## TASK REQUIREMENTS
State how many lines of the entries below hold the word "chevron"; reply with nothing but the number.

# # #

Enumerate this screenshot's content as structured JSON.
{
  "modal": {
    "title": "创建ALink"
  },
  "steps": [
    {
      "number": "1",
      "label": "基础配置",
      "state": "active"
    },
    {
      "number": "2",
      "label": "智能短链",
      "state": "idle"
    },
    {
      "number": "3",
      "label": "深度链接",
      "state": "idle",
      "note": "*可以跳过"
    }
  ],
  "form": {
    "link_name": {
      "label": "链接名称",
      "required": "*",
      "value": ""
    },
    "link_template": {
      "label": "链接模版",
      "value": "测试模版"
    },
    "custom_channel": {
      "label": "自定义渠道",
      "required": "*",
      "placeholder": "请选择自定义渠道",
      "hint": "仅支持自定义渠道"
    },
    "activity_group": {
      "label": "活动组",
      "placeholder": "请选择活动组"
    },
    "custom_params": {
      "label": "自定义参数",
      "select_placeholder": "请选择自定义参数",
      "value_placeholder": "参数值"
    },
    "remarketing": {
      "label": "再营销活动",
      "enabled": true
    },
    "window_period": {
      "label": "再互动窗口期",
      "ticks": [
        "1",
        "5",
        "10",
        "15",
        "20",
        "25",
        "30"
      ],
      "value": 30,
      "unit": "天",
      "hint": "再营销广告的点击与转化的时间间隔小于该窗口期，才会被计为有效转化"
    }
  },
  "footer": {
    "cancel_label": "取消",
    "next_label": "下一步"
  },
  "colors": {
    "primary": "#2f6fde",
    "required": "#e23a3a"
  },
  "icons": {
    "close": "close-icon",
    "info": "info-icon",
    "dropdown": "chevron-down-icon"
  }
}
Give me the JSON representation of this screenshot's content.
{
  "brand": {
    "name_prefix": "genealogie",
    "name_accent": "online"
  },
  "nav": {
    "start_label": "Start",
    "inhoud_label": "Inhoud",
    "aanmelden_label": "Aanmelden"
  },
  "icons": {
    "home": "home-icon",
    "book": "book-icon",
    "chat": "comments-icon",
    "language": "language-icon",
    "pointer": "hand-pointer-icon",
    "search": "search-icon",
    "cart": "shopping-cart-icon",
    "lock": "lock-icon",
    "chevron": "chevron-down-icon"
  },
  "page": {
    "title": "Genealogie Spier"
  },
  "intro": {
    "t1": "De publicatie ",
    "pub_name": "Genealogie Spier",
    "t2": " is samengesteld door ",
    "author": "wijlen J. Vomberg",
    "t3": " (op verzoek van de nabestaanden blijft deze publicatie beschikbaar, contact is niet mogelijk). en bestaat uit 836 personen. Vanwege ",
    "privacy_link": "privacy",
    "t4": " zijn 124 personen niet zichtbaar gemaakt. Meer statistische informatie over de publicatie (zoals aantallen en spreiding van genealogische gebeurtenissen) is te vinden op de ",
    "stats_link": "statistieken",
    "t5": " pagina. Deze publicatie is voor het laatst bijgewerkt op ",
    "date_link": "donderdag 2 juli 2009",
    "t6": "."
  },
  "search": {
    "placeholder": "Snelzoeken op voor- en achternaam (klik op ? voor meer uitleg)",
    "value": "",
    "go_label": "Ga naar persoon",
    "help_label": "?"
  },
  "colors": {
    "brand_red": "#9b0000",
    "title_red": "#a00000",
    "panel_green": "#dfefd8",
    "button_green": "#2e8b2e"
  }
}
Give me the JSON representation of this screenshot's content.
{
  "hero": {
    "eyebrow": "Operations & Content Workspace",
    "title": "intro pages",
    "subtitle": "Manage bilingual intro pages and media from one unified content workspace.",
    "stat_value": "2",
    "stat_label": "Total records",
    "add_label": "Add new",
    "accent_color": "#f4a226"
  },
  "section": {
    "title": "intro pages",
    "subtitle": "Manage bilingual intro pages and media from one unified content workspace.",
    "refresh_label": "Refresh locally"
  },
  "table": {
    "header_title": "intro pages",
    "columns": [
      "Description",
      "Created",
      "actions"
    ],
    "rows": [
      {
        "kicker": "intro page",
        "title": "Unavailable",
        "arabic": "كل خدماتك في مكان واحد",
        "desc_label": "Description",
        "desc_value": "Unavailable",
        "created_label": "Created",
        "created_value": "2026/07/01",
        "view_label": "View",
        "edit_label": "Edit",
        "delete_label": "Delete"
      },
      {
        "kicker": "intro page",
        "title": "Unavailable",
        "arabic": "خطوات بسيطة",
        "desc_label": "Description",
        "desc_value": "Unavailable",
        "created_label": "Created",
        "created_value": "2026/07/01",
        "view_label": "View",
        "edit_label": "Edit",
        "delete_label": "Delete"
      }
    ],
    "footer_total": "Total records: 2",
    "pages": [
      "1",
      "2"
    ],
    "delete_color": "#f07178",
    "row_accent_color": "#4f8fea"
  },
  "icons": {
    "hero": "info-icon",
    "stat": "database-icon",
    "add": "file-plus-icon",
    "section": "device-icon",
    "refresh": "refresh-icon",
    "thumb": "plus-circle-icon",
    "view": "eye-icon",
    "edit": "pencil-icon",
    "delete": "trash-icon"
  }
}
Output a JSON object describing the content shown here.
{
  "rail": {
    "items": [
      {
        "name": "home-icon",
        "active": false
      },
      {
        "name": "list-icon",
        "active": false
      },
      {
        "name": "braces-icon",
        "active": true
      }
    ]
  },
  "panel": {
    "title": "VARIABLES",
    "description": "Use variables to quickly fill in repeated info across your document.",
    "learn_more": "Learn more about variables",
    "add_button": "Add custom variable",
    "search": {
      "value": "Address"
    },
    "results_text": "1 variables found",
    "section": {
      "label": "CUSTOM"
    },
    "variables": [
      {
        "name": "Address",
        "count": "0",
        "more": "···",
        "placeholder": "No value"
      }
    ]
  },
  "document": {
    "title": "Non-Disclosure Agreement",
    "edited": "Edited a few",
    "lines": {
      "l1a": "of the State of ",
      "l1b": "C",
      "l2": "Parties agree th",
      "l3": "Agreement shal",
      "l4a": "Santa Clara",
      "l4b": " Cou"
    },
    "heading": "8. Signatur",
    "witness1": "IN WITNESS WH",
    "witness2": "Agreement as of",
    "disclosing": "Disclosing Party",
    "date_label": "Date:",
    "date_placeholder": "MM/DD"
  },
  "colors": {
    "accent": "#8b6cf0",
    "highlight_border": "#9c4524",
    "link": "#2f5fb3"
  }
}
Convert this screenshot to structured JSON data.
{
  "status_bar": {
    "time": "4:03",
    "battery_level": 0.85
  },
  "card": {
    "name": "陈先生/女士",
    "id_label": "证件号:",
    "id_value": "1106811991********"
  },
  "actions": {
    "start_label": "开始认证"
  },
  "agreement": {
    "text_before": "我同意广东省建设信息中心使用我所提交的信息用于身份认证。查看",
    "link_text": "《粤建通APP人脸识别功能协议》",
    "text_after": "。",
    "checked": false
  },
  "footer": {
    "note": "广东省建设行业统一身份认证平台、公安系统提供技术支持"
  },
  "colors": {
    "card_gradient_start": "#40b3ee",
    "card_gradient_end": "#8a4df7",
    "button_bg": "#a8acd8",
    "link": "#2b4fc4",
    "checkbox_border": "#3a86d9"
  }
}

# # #

## RESPONSE FOR THIS EXERCISE
2